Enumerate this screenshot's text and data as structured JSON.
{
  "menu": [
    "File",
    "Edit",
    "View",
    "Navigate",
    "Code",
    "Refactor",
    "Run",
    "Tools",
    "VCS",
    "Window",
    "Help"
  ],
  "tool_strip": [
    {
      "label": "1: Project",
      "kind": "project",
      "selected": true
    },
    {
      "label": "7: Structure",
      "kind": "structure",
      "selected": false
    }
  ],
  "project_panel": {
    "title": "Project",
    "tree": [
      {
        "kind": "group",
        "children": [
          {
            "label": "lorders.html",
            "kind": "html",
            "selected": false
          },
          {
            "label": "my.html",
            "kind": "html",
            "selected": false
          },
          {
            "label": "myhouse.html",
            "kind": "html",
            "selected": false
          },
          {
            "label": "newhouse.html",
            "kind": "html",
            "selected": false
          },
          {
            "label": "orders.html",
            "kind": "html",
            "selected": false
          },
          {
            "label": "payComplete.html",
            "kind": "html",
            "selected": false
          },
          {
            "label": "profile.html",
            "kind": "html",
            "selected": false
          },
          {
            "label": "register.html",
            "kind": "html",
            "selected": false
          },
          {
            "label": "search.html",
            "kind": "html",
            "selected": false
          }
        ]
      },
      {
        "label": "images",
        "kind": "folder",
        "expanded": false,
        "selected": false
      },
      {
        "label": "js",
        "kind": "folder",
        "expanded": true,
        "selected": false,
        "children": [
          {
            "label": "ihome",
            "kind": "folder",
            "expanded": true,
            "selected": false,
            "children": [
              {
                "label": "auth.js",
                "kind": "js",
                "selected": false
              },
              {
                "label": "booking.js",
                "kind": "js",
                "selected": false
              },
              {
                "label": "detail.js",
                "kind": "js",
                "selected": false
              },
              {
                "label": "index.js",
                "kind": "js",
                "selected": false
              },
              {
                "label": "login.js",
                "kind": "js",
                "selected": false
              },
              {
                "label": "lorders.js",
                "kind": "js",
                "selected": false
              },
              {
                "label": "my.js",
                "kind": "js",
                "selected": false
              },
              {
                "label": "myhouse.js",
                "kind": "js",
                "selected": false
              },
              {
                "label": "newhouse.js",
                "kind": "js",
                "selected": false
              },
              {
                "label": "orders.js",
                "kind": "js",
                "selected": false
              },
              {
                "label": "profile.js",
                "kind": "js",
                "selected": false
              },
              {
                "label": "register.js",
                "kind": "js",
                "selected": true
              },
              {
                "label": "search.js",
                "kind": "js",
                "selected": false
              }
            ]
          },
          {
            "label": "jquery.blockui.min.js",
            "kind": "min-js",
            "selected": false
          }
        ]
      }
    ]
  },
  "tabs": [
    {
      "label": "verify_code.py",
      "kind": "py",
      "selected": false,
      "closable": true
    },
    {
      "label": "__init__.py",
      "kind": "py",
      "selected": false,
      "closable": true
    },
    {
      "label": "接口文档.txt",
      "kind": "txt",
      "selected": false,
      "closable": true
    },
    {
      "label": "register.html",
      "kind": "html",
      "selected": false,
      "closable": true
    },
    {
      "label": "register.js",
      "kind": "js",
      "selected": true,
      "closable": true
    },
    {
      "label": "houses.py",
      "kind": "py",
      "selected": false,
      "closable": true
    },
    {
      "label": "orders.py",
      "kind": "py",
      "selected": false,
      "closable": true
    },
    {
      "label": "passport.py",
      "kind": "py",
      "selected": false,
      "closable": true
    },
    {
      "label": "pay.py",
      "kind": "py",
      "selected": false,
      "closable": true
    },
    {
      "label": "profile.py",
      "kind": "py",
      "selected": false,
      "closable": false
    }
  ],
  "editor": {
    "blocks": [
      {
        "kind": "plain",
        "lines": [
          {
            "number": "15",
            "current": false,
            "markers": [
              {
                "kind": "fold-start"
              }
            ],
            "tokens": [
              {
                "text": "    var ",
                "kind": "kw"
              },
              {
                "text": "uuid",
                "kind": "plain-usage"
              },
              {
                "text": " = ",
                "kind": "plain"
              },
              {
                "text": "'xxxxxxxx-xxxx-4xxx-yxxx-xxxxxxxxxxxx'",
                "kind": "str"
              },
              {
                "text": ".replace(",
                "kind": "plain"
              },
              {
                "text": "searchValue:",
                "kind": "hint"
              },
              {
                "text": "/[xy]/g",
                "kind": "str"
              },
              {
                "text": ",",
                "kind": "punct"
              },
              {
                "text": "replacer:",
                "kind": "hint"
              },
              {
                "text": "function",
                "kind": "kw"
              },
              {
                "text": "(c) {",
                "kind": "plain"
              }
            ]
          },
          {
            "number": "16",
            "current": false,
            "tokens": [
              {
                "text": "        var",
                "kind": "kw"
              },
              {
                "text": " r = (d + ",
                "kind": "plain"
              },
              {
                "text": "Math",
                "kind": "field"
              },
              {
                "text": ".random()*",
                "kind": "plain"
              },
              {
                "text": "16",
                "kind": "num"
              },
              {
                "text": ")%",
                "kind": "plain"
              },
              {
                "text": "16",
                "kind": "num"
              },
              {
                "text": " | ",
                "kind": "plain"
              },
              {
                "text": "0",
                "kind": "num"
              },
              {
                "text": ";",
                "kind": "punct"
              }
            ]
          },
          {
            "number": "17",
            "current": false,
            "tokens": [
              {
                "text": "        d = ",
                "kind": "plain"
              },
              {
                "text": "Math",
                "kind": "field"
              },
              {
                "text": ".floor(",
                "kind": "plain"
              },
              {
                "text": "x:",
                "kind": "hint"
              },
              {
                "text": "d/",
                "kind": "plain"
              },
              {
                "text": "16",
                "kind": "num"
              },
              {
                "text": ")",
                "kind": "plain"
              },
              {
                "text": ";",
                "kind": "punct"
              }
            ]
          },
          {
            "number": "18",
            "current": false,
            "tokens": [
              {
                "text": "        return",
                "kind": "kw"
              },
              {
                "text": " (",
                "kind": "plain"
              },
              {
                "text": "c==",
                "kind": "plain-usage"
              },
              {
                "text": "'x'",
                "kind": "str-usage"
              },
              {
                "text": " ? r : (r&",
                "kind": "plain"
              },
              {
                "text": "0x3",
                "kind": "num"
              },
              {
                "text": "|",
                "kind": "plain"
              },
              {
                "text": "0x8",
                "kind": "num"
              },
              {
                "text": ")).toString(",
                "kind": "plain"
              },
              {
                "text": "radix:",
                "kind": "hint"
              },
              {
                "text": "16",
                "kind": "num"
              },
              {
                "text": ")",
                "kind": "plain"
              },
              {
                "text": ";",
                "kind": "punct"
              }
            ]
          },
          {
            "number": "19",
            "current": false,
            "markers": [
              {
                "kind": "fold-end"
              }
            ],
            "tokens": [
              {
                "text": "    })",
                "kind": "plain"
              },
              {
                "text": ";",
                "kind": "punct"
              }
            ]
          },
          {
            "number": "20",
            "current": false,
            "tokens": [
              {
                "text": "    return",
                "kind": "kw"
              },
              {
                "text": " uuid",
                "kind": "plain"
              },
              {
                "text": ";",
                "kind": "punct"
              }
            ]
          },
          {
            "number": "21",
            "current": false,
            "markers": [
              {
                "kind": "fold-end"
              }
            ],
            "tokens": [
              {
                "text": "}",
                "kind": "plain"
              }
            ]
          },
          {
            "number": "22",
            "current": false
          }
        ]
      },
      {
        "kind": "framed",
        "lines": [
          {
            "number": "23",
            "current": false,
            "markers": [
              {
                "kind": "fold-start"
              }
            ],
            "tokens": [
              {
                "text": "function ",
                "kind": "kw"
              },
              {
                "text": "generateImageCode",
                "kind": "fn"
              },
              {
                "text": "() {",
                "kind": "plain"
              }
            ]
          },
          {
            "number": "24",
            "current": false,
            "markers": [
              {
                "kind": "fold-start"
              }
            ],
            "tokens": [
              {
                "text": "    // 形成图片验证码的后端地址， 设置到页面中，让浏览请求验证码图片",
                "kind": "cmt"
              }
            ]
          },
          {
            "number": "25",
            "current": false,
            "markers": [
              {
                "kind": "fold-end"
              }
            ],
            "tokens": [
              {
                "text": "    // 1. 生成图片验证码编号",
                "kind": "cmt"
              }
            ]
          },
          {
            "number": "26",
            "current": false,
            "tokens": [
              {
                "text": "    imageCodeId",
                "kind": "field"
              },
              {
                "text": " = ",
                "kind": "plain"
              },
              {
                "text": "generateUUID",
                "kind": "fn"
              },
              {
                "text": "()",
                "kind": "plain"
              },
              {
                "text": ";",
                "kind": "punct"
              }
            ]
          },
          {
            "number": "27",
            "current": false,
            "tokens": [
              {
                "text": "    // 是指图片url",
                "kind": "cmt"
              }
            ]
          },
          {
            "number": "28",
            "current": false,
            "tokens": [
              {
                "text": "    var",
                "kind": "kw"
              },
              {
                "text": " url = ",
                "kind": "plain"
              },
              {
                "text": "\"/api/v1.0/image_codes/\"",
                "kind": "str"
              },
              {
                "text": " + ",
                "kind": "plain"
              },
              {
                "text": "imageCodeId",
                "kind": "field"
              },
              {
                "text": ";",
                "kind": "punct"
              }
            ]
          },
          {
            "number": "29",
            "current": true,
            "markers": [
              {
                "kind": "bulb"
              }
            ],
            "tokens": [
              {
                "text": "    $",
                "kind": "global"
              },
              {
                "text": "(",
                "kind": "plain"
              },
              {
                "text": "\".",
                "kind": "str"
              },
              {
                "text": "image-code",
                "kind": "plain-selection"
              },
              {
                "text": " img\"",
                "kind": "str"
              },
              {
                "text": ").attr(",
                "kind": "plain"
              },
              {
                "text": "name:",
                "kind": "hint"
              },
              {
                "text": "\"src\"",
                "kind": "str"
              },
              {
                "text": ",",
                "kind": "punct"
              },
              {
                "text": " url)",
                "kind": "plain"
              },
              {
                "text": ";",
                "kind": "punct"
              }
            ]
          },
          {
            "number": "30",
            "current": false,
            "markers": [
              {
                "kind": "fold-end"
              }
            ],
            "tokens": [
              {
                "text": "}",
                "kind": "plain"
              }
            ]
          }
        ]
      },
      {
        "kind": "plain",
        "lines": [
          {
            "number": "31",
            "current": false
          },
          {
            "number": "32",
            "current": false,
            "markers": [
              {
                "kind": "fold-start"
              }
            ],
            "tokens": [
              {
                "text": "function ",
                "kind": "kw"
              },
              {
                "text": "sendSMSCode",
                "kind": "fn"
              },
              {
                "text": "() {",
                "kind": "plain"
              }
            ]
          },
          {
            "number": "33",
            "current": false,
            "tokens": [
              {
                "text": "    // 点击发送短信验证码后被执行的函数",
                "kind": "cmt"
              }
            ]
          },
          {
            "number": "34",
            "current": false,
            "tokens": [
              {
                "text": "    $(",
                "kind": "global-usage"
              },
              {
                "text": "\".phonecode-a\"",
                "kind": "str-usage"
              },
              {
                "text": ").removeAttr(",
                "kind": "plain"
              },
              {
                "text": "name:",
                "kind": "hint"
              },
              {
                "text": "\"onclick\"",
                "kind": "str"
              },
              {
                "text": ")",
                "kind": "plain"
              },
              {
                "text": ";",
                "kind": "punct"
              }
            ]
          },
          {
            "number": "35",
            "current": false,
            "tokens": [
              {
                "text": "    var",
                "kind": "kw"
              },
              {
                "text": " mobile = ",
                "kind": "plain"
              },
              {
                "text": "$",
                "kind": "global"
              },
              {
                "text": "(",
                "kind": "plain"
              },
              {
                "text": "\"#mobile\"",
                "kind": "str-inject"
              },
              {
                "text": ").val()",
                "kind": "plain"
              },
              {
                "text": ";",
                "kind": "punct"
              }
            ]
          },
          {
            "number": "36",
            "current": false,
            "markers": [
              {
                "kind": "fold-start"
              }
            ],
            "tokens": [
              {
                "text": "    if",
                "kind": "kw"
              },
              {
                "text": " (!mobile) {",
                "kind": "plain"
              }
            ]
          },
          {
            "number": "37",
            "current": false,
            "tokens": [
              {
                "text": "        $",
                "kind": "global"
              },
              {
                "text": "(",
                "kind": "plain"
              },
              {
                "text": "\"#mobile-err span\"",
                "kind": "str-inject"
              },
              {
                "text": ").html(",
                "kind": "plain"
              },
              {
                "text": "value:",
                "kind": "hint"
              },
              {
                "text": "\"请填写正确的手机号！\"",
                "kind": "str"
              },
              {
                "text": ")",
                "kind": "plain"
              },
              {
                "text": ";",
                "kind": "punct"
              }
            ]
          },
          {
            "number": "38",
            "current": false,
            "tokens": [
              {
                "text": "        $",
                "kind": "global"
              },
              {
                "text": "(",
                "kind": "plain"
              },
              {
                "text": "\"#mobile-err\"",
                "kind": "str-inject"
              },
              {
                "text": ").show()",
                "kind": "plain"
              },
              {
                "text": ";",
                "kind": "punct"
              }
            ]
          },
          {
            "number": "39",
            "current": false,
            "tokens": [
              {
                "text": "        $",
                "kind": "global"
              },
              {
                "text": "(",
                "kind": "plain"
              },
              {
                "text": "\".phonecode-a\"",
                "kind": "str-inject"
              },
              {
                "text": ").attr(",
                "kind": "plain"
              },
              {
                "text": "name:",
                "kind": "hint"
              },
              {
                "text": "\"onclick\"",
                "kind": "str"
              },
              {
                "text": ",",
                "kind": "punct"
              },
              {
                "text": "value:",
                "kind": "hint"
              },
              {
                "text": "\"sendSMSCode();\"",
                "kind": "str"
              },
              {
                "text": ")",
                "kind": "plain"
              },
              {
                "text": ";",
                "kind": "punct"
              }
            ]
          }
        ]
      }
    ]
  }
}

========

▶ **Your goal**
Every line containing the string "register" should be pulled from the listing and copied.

▶ **Problem solution**
            "label": "register.html",
                "label": "register.js",
      "label": "register.html",
      "label": "register.js",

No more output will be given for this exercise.